List every line below containing "name".

[Source data]

§

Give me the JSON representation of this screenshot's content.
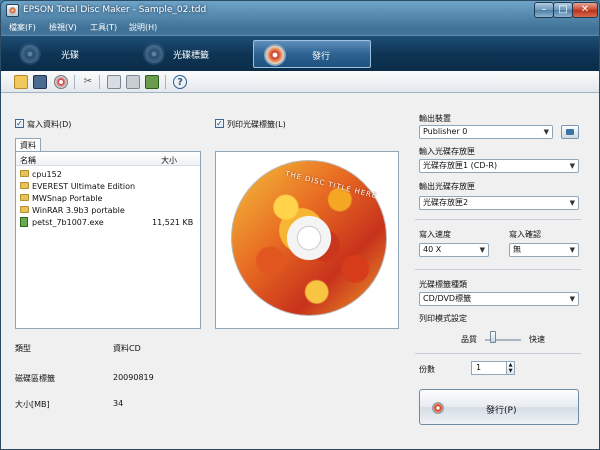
{
  "window": {
    "title": "EPSON Total Disc Maker - Sample_02.tdd"
  },
  "menu": [
    "檔案(F)",
    "檢視(V)",
    "工具(T)",
    "說明(H)"
  ],
  "modes": {
    "disc": "光碟",
    "label": "光碟標籤",
    "publish": "發行"
  },
  "write_data": {
    "label": "寫入資料(D)",
    "checked": true
  },
  "print_label": {
    "label": "列印光碟標籤(L)",
    "checked": true
  },
  "data_tab": "資料",
  "file_list": {
    "headers": {
      "name": "名稱",
      "size": "大小"
    },
    "rows": [
      {
        "name": "cpu152",
        "size": "",
        "type": "folder"
      },
      {
        "name": "EVEREST Ultimate Edition",
        "size": "",
        "type": "folder"
      },
      {
        "name": "MWSnap Portable",
        "size": "",
        "type": "folder"
      },
      {
        "name": "WinRAR 3.9b3 portable",
        "size": "",
        "type": "folder"
      },
      {
        "name": "petst_7b1007.exe",
        "size": "11,521 KB",
        "type": "file"
      }
    ]
  },
  "info": {
    "type_key": "類型",
    "type_val": "資料CD",
    "volume_key": "磁碟區標籤",
    "volume_val": "20090819",
    "size_key": "大小[MB]",
    "size_val": "34"
  },
  "disc_preview": {
    "title_text": "THE DISC TITLE HERE"
  },
  "settings": {
    "output_device_label": "輸出裝置",
    "output_device": "Publisher 0",
    "input_stacker_label": "輸入光碟存放匣",
    "input_stacker": "光碟存放匣1 (CD-R)",
    "output_stacker_label": "輸出光碟存放匣",
    "output_stacker": "光碟存放匣2",
    "write_speed_label": "寫入速度",
    "write_speed": "40 X",
    "verify_label": "寫入確認",
    "verify": "無",
    "label_type_label": "光碟標籤種類",
    "label_type": "CD/DVD標籤",
    "print_mode_label": "列印模式設定",
    "quality_label": "品質",
    "speed_label": "快速",
    "print_mode_position": 0.25,
    "copies_label": "份數",
    "copies": "1"
  },
  "publish_button": "發行(P)"
}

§

**FINAL ANSWER**:
      "name": "名稱",
        "name": "cpu152",
        "name": "EVEREST Ultimate Edition",
        "name": "MWSnap Portable",
        "name": "WinRAR 3.9b3 portable",
        "name": "petst_7b1007.exe",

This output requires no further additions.